When reflecting on his Idaho neighbors in an interview, Richard explained that they saw him as someone to convert, not someone to accept as he was. So he began traveling to the nearest Chabad center in Washington. Eventually he began staying over at the local Rabbi’s house on the Sabbath.
While passing through Ashland Richard was struck by the warmth of Rabbi Avi and the diversity and openness of the town. He never considered exploring other denominations of Judaism when the spark reignited in him. “I always believed in God. But I have a problem with Conservative or Reform Judaism. They make light of the miraculous and they don’t go into depth. I need to be with community. You need something to guide your life. There’s a love at Chabad.”
Richard is optimistic about the Jewish future of Ashland. “I think there’s a spiritual draw here. It’s a freedom and an acceptance. It’s kind of cozy. I think the Jewish community is going to grow,” he said.
Steven was completely alienated from Judaism. He lives just outside Ashland. But after years of declining invitations to a Passover gathering by Rabbi Avi, he finally accepted one. Although he still does not consider himself “religious,” he has been genuinely overwhelmed by the warmth of the Rabbi and the satisfaction of having a closer connection to Judaism.
In a recent testimonial he wrote,
“I began to feel like I was coming home. I was on my way back to a place I had always belonged, but never really understood. Suddenly it became clear that I am not a bad Jew. I have just been wayward in a world filled with mixed messages and cynicism over religion.
Maybe it’s the result of getting older and wanting to know more. For whatever reason, I am no longer a completely lost and confused wayward Jew. I am beginning to find my way back. Talk is cheap, but I have been listening to the Rabbi’s words and witnessing his actions. They are consistent. He is available, willing to make time and always wanting to include people in celebration and observance.”
Like many college towns, Ashland may not be as diverse and open-minded as generally perceived, depending on who is doing the perceiving. The world view at college campuses almost monolithically sways to the Left, as does the culture of the general population in college towns.

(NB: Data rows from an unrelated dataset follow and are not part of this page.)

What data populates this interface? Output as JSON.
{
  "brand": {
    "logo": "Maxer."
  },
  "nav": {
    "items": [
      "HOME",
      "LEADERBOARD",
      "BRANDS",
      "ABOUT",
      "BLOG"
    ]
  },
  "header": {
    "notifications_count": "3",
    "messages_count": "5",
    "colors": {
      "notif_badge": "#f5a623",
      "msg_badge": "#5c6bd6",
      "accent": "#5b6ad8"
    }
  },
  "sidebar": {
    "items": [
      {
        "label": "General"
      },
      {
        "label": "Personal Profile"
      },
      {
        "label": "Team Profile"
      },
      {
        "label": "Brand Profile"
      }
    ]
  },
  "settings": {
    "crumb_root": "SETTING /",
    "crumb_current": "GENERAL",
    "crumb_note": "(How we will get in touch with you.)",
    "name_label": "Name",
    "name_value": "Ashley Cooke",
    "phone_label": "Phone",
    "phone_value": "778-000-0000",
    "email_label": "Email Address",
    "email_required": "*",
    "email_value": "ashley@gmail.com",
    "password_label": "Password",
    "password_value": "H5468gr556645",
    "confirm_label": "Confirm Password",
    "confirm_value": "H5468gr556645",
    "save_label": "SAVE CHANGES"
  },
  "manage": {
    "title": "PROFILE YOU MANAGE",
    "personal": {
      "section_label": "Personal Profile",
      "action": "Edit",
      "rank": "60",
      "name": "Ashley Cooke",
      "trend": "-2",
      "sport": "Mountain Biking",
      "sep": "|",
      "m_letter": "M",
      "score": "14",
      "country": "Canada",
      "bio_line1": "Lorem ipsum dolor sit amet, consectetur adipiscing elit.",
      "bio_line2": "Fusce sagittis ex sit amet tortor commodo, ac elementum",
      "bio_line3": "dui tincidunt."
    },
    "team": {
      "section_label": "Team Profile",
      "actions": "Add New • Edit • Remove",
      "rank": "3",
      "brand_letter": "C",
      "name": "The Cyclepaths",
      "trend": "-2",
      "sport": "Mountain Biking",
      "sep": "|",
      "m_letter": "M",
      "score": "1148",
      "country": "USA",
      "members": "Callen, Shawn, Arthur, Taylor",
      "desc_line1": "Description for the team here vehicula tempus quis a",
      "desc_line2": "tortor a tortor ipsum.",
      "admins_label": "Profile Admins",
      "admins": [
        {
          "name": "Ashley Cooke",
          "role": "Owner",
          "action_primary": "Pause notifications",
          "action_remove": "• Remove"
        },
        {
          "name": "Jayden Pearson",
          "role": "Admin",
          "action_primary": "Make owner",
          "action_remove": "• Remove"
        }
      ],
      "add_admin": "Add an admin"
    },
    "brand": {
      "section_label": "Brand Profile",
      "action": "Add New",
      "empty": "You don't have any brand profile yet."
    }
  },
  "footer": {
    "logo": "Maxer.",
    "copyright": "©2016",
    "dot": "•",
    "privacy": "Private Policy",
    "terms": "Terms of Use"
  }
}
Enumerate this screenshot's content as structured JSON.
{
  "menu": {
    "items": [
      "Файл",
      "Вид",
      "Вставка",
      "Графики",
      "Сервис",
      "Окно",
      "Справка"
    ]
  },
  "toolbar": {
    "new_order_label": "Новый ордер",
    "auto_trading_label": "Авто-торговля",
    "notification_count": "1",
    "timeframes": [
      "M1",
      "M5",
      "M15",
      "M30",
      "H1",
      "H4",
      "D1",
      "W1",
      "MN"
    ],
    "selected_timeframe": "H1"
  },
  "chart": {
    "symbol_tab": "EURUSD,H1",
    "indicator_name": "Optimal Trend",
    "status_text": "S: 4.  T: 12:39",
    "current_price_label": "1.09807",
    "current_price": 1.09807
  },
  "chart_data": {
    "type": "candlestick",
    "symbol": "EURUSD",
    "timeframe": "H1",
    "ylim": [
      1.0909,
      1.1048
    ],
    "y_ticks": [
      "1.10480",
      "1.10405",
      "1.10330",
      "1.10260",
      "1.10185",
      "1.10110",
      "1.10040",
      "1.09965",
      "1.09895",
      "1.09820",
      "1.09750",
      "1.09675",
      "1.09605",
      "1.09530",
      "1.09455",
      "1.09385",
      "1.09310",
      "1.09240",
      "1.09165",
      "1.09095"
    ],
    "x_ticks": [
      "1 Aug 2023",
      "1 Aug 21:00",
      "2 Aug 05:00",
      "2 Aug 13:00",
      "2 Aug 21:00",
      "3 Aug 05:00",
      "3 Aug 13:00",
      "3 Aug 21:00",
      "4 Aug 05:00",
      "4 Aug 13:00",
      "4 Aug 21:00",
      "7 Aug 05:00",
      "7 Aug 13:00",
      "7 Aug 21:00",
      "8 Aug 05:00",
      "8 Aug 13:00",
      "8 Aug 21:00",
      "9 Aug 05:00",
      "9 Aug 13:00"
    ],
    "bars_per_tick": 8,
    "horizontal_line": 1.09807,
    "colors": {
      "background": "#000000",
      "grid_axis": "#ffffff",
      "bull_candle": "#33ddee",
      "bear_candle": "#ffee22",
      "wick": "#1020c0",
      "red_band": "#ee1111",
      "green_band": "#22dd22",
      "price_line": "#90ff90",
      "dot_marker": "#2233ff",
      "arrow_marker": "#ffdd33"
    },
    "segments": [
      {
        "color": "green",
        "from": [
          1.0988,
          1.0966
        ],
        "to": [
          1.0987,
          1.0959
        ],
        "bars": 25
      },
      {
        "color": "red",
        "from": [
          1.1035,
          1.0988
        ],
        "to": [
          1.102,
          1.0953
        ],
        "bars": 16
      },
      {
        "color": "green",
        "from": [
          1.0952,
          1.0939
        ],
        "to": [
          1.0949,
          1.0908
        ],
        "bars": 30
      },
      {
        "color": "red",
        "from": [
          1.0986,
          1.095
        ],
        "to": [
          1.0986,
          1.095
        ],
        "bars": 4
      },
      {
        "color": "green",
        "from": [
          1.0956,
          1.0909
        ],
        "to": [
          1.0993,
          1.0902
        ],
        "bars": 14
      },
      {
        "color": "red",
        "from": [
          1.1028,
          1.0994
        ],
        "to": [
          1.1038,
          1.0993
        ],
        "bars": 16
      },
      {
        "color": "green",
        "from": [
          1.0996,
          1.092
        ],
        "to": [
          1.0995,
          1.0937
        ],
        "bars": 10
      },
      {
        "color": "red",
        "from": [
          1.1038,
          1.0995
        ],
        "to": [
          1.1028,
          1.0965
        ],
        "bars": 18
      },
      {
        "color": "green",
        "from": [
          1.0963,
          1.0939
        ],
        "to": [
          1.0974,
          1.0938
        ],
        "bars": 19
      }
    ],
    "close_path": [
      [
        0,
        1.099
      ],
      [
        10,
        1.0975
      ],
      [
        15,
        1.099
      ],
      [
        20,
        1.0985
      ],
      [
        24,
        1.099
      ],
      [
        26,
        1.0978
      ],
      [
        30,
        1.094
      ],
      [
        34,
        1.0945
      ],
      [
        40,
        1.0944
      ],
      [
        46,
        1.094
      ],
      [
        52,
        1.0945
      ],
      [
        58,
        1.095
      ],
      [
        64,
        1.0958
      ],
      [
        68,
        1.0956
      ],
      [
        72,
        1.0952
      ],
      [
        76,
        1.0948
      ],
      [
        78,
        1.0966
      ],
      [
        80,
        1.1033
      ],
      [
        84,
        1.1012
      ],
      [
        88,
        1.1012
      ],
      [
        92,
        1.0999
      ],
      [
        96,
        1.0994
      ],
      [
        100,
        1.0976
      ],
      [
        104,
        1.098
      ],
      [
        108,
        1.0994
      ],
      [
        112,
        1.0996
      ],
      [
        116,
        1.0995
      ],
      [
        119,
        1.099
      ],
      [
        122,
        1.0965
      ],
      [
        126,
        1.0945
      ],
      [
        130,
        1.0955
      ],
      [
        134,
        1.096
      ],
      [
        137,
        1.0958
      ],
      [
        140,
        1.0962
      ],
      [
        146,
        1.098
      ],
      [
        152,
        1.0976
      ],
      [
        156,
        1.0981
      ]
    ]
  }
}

Judaism’s emphasis on personal discipline, delayed gratification, chastity, support for Israel, and family values may run counter to a modern, socially liberal agenda. Colleges often breed hostility to Israel and Shakespeare was instrumental in promoting a devastatingly negative image of a Jew in his play The Merchant of Venice. So there may be aspects of the local culture that conflict with a blossoming Jewish identity.
In Steven’s case a half hour’s distance from town suits him well. He expressed his aversion to the eccentric types he encounters in town. “I just like the mountains and scenic beauty. The culture is too much for me to handle for more than a few hours at a time.”